═════ DATA ═════

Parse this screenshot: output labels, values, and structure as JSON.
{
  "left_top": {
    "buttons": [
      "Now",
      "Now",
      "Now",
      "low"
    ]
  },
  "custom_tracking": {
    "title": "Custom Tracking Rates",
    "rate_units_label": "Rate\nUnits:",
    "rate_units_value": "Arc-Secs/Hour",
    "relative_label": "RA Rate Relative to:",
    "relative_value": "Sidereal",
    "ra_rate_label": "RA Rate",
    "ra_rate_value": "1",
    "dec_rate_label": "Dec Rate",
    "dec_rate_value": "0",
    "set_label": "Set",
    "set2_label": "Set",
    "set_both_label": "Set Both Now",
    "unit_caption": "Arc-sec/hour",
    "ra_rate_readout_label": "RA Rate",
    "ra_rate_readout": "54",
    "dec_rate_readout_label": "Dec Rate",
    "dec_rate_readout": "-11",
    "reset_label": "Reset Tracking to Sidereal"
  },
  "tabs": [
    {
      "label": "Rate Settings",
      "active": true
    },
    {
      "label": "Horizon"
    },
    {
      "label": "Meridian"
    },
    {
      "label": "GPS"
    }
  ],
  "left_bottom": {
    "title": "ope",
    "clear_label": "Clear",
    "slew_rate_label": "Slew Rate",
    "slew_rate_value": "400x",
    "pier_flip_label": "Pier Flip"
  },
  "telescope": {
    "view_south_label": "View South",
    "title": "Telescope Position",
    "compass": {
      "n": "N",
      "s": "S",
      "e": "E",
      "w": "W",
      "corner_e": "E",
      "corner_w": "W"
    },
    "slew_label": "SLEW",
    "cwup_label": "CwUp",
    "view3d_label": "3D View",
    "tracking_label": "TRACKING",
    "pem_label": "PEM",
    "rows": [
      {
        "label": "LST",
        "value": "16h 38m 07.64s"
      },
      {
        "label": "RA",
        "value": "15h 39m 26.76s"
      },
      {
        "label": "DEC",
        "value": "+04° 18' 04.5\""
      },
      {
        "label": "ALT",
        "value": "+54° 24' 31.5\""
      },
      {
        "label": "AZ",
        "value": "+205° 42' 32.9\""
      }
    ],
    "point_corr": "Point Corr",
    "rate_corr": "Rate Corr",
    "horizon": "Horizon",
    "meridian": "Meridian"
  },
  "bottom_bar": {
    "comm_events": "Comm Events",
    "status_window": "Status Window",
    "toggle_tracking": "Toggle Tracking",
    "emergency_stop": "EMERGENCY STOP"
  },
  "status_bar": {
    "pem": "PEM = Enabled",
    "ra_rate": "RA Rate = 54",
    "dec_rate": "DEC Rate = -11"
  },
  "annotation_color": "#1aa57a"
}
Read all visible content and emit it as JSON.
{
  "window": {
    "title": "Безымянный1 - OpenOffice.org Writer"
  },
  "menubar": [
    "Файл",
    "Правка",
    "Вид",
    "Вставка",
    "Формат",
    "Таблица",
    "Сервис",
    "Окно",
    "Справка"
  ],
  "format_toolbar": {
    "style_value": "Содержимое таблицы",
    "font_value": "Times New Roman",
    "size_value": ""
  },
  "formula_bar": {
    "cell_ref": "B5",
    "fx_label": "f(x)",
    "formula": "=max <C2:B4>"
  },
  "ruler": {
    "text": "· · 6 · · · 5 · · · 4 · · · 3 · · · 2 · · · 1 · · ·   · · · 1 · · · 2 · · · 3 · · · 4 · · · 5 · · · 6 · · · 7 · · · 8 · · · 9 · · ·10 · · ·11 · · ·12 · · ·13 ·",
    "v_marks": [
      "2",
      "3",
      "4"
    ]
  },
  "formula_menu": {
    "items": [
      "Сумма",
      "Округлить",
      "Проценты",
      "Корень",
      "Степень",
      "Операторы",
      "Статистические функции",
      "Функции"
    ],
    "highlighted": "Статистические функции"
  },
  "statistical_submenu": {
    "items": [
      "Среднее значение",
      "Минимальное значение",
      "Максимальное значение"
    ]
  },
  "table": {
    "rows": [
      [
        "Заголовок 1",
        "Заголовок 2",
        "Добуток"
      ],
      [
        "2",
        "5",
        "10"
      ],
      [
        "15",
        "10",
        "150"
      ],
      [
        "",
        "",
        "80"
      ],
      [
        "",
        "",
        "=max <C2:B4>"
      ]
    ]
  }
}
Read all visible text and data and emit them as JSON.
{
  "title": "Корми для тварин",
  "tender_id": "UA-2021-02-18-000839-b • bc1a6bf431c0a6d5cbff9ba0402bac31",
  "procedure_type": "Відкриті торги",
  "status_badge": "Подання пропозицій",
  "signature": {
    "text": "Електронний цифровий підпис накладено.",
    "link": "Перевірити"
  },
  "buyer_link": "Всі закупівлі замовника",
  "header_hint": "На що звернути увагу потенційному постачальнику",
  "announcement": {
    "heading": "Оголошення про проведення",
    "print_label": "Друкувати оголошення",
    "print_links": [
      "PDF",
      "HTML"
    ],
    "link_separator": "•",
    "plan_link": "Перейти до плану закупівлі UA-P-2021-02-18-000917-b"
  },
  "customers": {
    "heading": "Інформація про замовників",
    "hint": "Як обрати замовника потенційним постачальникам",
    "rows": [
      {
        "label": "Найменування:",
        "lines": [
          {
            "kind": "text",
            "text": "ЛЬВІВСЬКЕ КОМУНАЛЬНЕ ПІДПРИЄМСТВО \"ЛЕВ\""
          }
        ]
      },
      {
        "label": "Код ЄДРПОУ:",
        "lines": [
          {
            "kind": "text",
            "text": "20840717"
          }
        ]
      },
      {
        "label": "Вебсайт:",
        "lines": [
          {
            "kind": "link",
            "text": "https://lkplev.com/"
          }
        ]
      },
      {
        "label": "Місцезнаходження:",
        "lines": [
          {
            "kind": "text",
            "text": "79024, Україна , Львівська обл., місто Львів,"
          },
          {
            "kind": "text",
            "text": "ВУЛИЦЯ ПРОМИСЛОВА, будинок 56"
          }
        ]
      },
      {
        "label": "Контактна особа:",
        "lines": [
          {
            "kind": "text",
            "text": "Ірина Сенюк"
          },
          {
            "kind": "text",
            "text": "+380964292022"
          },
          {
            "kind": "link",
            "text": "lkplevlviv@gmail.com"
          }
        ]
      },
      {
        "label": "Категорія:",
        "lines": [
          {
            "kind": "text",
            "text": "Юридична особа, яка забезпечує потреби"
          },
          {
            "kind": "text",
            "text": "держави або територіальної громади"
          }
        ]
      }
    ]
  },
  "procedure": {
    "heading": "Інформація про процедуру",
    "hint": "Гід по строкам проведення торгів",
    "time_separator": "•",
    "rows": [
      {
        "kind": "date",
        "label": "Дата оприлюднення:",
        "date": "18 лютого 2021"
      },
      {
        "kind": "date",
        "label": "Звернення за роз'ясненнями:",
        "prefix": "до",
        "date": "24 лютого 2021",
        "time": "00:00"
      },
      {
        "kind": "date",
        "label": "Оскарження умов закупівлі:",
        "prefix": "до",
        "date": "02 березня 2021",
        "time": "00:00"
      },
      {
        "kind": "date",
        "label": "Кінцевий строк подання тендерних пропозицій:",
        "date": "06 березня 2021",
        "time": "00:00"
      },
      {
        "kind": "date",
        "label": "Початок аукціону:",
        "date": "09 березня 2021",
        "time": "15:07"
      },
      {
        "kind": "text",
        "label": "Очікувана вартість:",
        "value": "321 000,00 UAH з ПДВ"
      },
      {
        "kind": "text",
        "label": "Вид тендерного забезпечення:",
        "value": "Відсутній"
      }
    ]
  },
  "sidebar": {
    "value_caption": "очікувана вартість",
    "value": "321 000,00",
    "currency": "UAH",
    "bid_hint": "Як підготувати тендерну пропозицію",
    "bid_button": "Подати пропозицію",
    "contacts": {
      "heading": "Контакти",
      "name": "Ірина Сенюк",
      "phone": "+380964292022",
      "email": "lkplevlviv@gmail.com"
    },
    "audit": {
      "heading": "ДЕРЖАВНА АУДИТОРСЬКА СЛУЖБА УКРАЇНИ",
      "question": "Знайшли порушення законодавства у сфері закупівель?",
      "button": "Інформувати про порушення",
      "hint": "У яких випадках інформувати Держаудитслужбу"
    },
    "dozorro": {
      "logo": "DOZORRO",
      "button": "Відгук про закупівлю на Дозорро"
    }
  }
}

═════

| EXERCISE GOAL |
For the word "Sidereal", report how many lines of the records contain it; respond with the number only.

| RESPONSE |
2